Commission Chair Wifredo “Willy” Gort agreed. From Allapattah to Coral Gables, he said, “we need to link the neighborhoods.”

The 2006 plan called for streetcars from Government Center to the Design District and the Civic Center.

7 Responses to Miami speeding to get streetcars rolling

  1. DC Copeland

    October 1, 2014 at 10:18 am

    “The city’s chief transportation manager, Carlos Cruz-Casas, said residents ask him nearly every day what the city is doing to deal with horrible traffic congestion.

    ‘My answer is: smart planning,’ said Mr. Cruz-Casas…”

    Adding street cars to narrow streets already congested with traffic is not the answer. Street cars will only become part of the problem because they take up space on the roads– and heaven help us if they ever break down on the grid. Traditionally, “smart planning” either solves clogged streets by burying or elevating the solution above the streets, i.e., subways, monorails, etc. Our high water table negates going under the grid. An elevated solution would be the way to go but it appears the powers that be can only look backward for a “fix” that was tossed aside by earlier Miami leaders by the 20’s who had had about enough of the street-clogging 19th century answer to mass transit.
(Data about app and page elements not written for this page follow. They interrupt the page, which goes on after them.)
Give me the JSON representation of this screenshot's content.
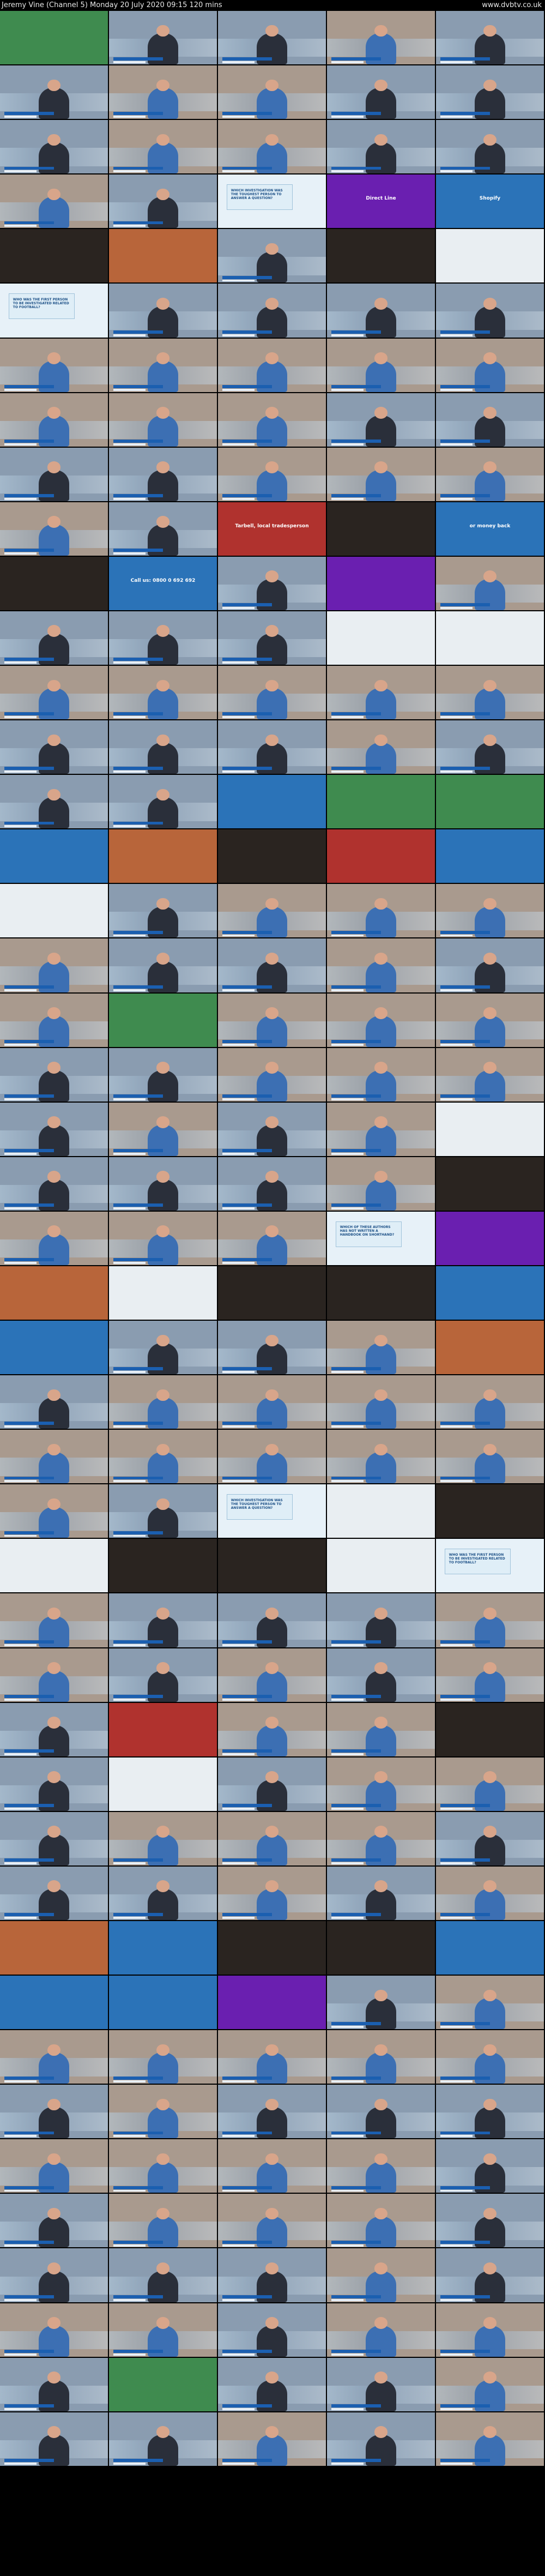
{
  "header": {
    "title": "Jeremy Vine  (Channel 5)   Monday 20 July 2020  09:15  120 mins",
    "site": "www.dvbtv.co.uk"
  },
  "grid": {
    "columns": 5,
    "rows": 47,
    "tiles": [
      {
        "s": "ad-green"
      },
      {
        "s": "studio-man"
      },
      {
        "s": "studio-man"
      },
      {
        "s": "studio-woman"
      },
      {
        "s": "studio-man"
      },
      {
        "s": "studio-man"
      },
      {
        "s": "studio-woman"
      },
      {
        "s": "studio-woman"
      },
      {
        "s": "studio-man"
      },
      {
        "s": "studio-man"
      },
      {
        "s": "studio-man"
      },
      {
        "s": "studio-woman"
      },
      {
        "s": "studio-woman"
      },
      {
        "s": "studio-man"
      },
      {
        "s": "studio-man"
      },
      {
        "s": "studio-woman"
      },
      {
        "s": "studio-man"
      },
      {
        "s": "panel"
      },
      {
        "s": "ad-purple"
      },
      {
        "s": "ad-blue"
      },
      {
        "s": "ad-dark"
      },
      {
        "s": "ad-warm"
      },
      {
        "s": "studio-man"
      },
      {
        "s": "ad-dark"
      },
      {
        "s": "ad-light"
      },
      {
        "s": "panel"
      },
      {
        "s": "studio-man"
      },
      {
        "s": "studio-man"
      },
      {
        "s": "studio-man"
      },
      {
        "s": "studio-man"
      },
      {
        "s": "studio-woman"
      },
      {
        "s": "studio-woman"
      },
      {
        "s": "studio-woman"
      },
      {
        "s": "studio-woman"
      },
      {
        "s": "studio-woman"
      },
      {
        "s": "studio-woman"
      },
      {
        "s": "studio-woman"
      },
      {
        "s": "studio-woman"
      },
      {
        "s": "studio-man"
      },
      {
        "s": "studio-man"
      },
      {
        "s": "studio-man"
      },
      {
        "s": "studio-man"
      },
      {
        "s": "studio-woman"
      },
      {
        "s": "studio-woman"
      },
      {
        "s": "studio-woman"
      },
      {
        "s": "studio-woman"
      },
      {
        "s": "studio-man"
      },
      {
        "s": "ad-red"
      },
      {
        "s": "ad-dark"
      },
      {
        "s": "ad-blue"
      },
      {
        "s": "ad-dark"
      },
      {
        "s": "ad-blue"
      },
      {
        "s": "studio-man"
      },
      {
        "s": "ad-purple"
      },
      {
        "s": "studio-woman"
      },
      {
        "s": "studio-man"
      },
      {
        "s": "studio-man"
      },
      {
        "s": "studio-man"
      },
      {
        "s": "ad-light"
      },
      {
        "s": "ad-light"
      },
      {
        "s": "studio-woman"
      },
      {
        "s": "studio-woman"
      },
      {
        "s": "studio-woman"
      },
      {
        "s": "studio-woman"
      },
      {
        "s": "studio-woman"
      },
      {
        "s": "studio-man"
      },
      {
        "s": "studio-man"
      },
      {
        "s": "studio-man"
      },
      {
        "s": "studio-woman"
      },
      {
        "s": "studio-man"
      },
      {
        "s": "studio-man"
      },
      {
        "s": "studio-man"
      },
      {
        "s": "ad-blue"
      },
      {
        "s": "ad-green"
      },
      {
        "s": "ad-green"
      },
      {
        "s": "ad-blue"
      },
      {
        "s": "ad-warm"
      },
      {
        "s": "ad-dark"
      },
      {
        "s": "ad-red"
      },
      {
        "s": "ad-blue"
      },
      {
        "s": "ad-light"
      },
      {
        "s": "studio-man"
      },
      {
        "s": "studio-woman"
      },
      {
        "s": "studio-woman"
      },
      {
        "s": "studio-woman"
      },
      {
        "s": "studio-woman"
      },
      {
        "s": "studio-man"
      },
      {
        "s": "studio-man"
      },
      {
        "s": "studio-woman"
      },
      {
        "s": "studio-man"
      },
      {
        "s": "studio-woman"
      },
      {
        "s": "ad-green"
      },
      {
        "s": "studio-woman"
      },
      {
        "s": "studio-woman"
      },
      {
        "s": "studio-woman"
      },
      {
        "s": "studio-man"
      },
      {
        "s": "studio-man"
      },
      {
        "s": "studio-woman"
      },
      {
        "s": "studio-woman"
      },
      {
        "s": "studio-woman"
      },
      {
        "s": "studio-man"
      },
      {
        "s": "studio-woman"
      },
      {
        "s": "studio-man"
      },
      {
        "s": "studio-woman"
      },
      {
        "s": "ad-light"
      },
      {
        "s": "studio-man"
      },
      {
        "s": "studio-man"
      },
      {
        "s": "studio-man"
      },
      {
        "s": "studio-woman"
      },
      {
        "s": "ad-dark"
      },
      {
        "s": "studio-woman"
      },
      {
        "s": "studio-woman"
      },
      {
        "s": "studio-woman"
      },
      {
        "s": "panel"
      },
      {
        "s": "ad-purple"
      },
      {
        "s": "ad-warm"
      },
      {
        "s": "ad-light"
      },
      {
        "s": "ad-dark"
      },
      {
        "s": "ad-dark"
      },
      {
        "s": "ad-blue"
      },
      {
        "s": "ad-blue"
      },
      {
        "s": "studio-man"
      },
      {
        "s": "studio-man"
      },
      {
        "s": "studio-woman"
      },
      {
        "s": "ad-warm"
      },
      {
        "s": "studio-man"
      },
      {
        "s": "studio-woman"
      },
      {
        "s": "studio-woman"
      },
      {
        "s": "studio-woman"
      },
      {
        "s": "studio-woman"
      },
      {
        "s": "studio-woman"
      },
      {
        "s": "studio-woman"
      },
      {
        "s": "studio-woman"
      },
      {
        "s": "studio-woman"
      },
      {
        "s": "studio-woman"
      },
      {
        "s": "studio-woman"
      },
      {
        "s": "studio-man"
      },
      {
        "s": "panel"
      },
      {
        "s": "ad-light"
      },
      {
        "s": "ad-dark"
      },
      {
        "s": "ad-light"
      },
      {
        "s": "ad-dark"
      },
      {
        "s": "ad-dark"
      },
      {
        "s": "ad-light"
      },
      {
        "s": "panel"
      },
      {
        "s": "studio-woman"
      },
      {
        "s": "studio-man"
      },
      {
        "s": "studio-man"
      },
      {
        "s": "studio-man"
      },
      {
        "s": "studio-woman"
      },
      {
        "s": "studio-woman"
      },
      {
        "s": "studio-man"
      },
      {
        "s": "studio-woman"
      },
      {
        "s": "studio-man"
      },
      {
        "s": "studio-woman"
      },
      {
        "s": "studio-man"
      },
      {
        "s": "ad-red"
      },
      {
        "s": "studio-woman"
      },
      {
        "s": "studio-woman"
      },
      {
        "s": "ad-dark"
      },
      {
        "s": "studio-man"
      },
      {
        "s": "ad-light"
      },
      {
        "s": "studio-man"
      },
      {
        "s": "studio-woman"
      },
      {
        "s": "studio-woman"
      },
      {
        "s": "studio-man"
      },
      {
        "s": "studio-woman"
      },
      {
        "s": "studio-woman"
      },
      {
        "s": "studio-woman"
      },
      {
        "s": "studio-man"
      },
      {
        "s": "studio-man"
      },
      {
        "s": "studio-man"
      },
      {
        "s": "studio-woman"
      },
      {
        "s": "studio-man"
      },
      {
        "s": "studio-woman"
      },
      {
        "s": "ad-warm"
      },
      {
        "s": "ad-blue"
      },
      {
        "s": "ad-dark"
      },
      {
        "s": "ad-dark"
      },
      {
        "s": "ad-blue"
      },
      {
        "s": "ad-blue"
      },
      {
        "s": "ad-blue"
      },
      {
        "s": "ad-purple"
      },
      {
        "s": "studio-man"
      },
      {
        "s": "studio-woman"
      },
      {
        "s": "studio-woman"
      },
      {
        "s": "studio-woman"
      },
      {
        "s": "studio-woman"
      },
      {
        "s": "studio-woman"
      },
      {
        "s": "studio-woman"
      },
      {
        "s": "studio-man"
      },
      {
        "s": "studio-woman"
      },
      {
        "s": "studio-man"
      },
      {
        "s": "studio-man"
      },
      {
        "s": "studio-man"
      },
      {
        "s": "studio-woman"
      },
      {
        "s": "studio-woman"
      },
      {
        "s": "studio-woman"
      },
      {
        "s": "studio-woman"
      },
      {
        "s": "studio-man"
      },
      {
        "s": "studio-man"
      },
      {
        "s": "studio-woman"
      },
      {
        "s": "studio-woman"
      },
      {
        "s": "studio-woman"
      },
      {
        "s": "studio-man"
      },
      {
        "s": "studio-man"
      },
      {
        "s": "studio-man"
      },
      {
        "s": "studio-man"
      },
      {
        "s": "studio-woman"
      },
      {
        "s": "studio-man"
      },
      {
        "s": "studio-woman"
      },
      {
        "s": "studio-woman"
      },
      {
        "s": "studio-man"
      },
      {
        "s": "studio-woman"
      },
      {
        "s": "studio-woman"
      },
      {
        "s": "studio-man"
      },
      {
        "s": "ad-green"
      },
      {
        "s": "studio-man"
      },
      {
        "s": "studio-man"
      },
      {
        "s": "studio-woman"
      },
      {
        "s": "studio-man"
      },
      {
        "s": "studio-man"
      },
      {
        "s": "studio-woman"
      },
      {
        "s": "studio-man"
      },
      {
        "s": "studio-woman"
      }
    ]
  },
  "panel_captions": [
    "WHICH INVESTIGATION WAS THE TOUGHEST PERSON TO ANSWER A QUESTION?",
    "WHO WAS THE FIRST PERSON TO BE INVESTIGATED RELATED TO FOOTBALL?",
    "WHICH OF THESE AUTHORS HAS NOT WRITTEN A HANDBOOK ON SHORTHAND?"
  ],
  "advert_texts": [
    "Direct Line",
    "Shopify",
    "Tarbell, local tradesperson",
    "or money back",
    "Call us: 0800 0 692 692"
  ],
  "colors": {
    "studio-man": "#8a9cb0",
    "studio-woman": "#a99a8e",
    "panel": "#e7f1f8",
    "ad-green": "#3f8b4f",
    "ad-blue": "#2b73b8",
    "ad-purple": "#6a1fb0",
    "ad-dark": "#2a2420",
    "ad-light": "#e9eef2",
    "ad-warm": "#b8653a",
    "ad-red": "#b0322e"
  }
}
    • SEFTA

      October 5, 2014 at 2:17 pm

      There should be a light-rail line running up the FEC corridor. There is enough space to hold tracks for FEC, AAF as well as Light-rail lines and a bike/running trail. Unlike the #AAF light-rail can elevate easily over busy east-west corridors. I don’t understand why this corridor is overlooked. It runs through the hearts of the densest populated areas of SE Florida. The AAF will be passing right by 80% of them. It will be $billion dollars for limited service. Light-rail can run on the corridor as well as the downtown streets. Light-rail is attracting $billions in #TransitOrientedDevlopment around the world and we get a commuter train, that may or may not someday run to Orlando where the #HighSpeedRail was to go. Frankly #MetroRail should have been heading north to Fort Lauderdale and beyond decades ago. Now where getting the quick buck interpretation of “#TRANSIT” #LandUseMiami #FortLauderdale #NMB #NorthMiami

  2. marc

    October 1, 2014 at 12:49 pm

    Rubber wheeled trolleys? They’re buses made to look like charming old timey trolleys on short loops adding to the congestion.

    • SEFTA

      October 5, 2014 at 2:18 pm

      and yes, exactly. They are buses. Words matter. just like the #AAF plan is not #HighSpeedRail as it is referred to in the press.

  3. gregory

    October 1, 2014 at 7:39 pm

    The cities of Dade need to stop the free trolleys and give funds for a expanded metrorail.

  4. ivosan

    October 2, 2014 at 11:39 am

    You will not have dedicated lanes in the tight overcrowded street grid of downtown.

    And without dedicated lanes, streetcar is even inferior than buses or even trolleybuses.

    Metromover however…

    • gregory

      October 9, 2014 at 4:04 pm

      Exactly, its not rocket science to just extend the metromover to the design distract.